Though the exact details are yet to be finalised, mandatory carbon reporting looks set to become a reality for largeUKbusinesses.
But carbon is a tricky subject. To give confidence in the numbers, a credible stamp of approval, such as an independent assurance statement, is often valued by the analysts and investors who rely on those numbers, and the companies that look to measure, manage and report them. As such, the Carbon Trust’s recent launch of their own verification standard seems a logical and desirable step forward. Or is it?
For companies seeking to comply with the bare minimum of the law, then of course, such a move makes sense. However, more progressive companies already recognise that carbon is only part of the story. From a sustainability point of view, broader metrics including those around water use, waste materials and a range of other environmental impacts, which vary according to industry, are equally important. For those companies, it hardly makes sense to verify carbon in isolation of everything else.
So how do we square the circle? Carbon verification may be good for compliance, but it’s a somewhat limited perspective to the challenges facing companies and, indeed, those facing wider society. Yes, it will help company’s meet a legal standard credibly, but it won’t help companies address their sustainability challenges more holistically or strategically. Let’s not take a step back while desiring to move forward.
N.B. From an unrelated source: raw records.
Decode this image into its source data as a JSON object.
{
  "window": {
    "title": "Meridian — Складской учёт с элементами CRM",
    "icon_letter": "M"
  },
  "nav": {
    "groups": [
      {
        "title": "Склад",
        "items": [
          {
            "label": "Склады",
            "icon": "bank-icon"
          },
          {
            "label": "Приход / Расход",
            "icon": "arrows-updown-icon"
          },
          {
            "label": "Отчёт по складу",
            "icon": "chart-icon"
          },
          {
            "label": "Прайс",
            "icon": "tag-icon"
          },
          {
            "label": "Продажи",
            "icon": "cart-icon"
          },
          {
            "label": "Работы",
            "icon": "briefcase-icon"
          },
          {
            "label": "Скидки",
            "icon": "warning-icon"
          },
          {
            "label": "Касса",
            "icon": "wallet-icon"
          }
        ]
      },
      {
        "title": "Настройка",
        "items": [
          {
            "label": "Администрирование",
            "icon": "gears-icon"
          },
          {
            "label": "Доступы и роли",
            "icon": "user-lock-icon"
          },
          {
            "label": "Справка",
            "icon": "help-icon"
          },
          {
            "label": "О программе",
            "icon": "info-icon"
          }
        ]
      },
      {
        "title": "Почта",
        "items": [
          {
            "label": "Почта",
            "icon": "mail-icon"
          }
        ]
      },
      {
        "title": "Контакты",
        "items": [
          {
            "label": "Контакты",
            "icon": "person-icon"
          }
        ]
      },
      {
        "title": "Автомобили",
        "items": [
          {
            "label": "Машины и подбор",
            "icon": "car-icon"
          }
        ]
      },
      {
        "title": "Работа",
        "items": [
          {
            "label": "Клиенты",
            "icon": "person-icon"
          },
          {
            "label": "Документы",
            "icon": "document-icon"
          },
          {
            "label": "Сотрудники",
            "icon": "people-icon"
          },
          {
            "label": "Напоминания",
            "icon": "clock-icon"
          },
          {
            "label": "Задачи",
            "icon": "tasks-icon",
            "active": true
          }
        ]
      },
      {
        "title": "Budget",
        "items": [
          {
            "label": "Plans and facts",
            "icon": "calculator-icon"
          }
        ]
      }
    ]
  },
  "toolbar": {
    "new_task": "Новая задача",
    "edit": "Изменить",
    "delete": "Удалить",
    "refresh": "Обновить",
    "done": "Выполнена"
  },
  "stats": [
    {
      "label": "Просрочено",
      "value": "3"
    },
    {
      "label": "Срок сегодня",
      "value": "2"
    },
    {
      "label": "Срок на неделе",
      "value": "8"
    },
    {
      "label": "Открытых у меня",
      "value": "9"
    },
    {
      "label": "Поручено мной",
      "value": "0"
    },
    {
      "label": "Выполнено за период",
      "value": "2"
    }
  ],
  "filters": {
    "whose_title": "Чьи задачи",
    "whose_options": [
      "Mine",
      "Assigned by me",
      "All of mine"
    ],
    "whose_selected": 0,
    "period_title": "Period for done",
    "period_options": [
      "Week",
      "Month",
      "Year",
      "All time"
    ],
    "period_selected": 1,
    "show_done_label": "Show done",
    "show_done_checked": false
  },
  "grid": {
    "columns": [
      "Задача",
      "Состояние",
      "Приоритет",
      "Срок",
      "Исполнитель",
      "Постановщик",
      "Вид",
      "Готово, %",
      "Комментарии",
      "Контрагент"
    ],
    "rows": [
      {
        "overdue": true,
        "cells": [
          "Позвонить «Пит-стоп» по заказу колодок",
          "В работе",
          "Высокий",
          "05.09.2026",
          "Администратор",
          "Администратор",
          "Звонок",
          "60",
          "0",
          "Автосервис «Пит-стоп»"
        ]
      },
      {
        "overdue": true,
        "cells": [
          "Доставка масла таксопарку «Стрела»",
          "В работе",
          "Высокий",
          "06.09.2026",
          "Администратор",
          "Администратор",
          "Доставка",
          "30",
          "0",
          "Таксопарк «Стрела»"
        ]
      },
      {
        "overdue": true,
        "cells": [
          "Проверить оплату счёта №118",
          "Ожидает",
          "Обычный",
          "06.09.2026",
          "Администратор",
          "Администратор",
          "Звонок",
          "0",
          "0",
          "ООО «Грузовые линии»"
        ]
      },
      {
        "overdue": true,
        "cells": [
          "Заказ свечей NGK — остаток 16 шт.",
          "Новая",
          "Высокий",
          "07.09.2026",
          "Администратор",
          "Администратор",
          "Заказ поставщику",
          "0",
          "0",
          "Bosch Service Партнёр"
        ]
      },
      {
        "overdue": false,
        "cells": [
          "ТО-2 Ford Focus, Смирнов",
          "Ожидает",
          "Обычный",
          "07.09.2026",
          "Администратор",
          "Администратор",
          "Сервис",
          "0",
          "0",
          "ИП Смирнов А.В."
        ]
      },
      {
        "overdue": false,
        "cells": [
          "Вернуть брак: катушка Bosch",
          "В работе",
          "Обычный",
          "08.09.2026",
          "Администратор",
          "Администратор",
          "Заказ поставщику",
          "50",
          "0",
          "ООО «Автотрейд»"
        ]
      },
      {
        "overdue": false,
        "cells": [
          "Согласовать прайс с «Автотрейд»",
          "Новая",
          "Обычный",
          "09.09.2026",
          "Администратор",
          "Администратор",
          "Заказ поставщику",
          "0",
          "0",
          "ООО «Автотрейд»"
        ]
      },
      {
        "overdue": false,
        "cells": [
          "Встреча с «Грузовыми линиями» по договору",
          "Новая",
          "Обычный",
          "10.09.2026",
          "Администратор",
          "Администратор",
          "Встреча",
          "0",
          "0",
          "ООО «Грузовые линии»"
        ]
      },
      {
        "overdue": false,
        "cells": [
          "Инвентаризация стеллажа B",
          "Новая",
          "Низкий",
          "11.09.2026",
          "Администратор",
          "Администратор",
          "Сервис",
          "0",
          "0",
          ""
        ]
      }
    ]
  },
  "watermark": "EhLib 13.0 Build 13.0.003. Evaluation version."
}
Stand-alone carbon verification may tell us your CO2 numbers are correct, but what does it then say about your wider approach to sustainability reporting or your overall sustainability strategy?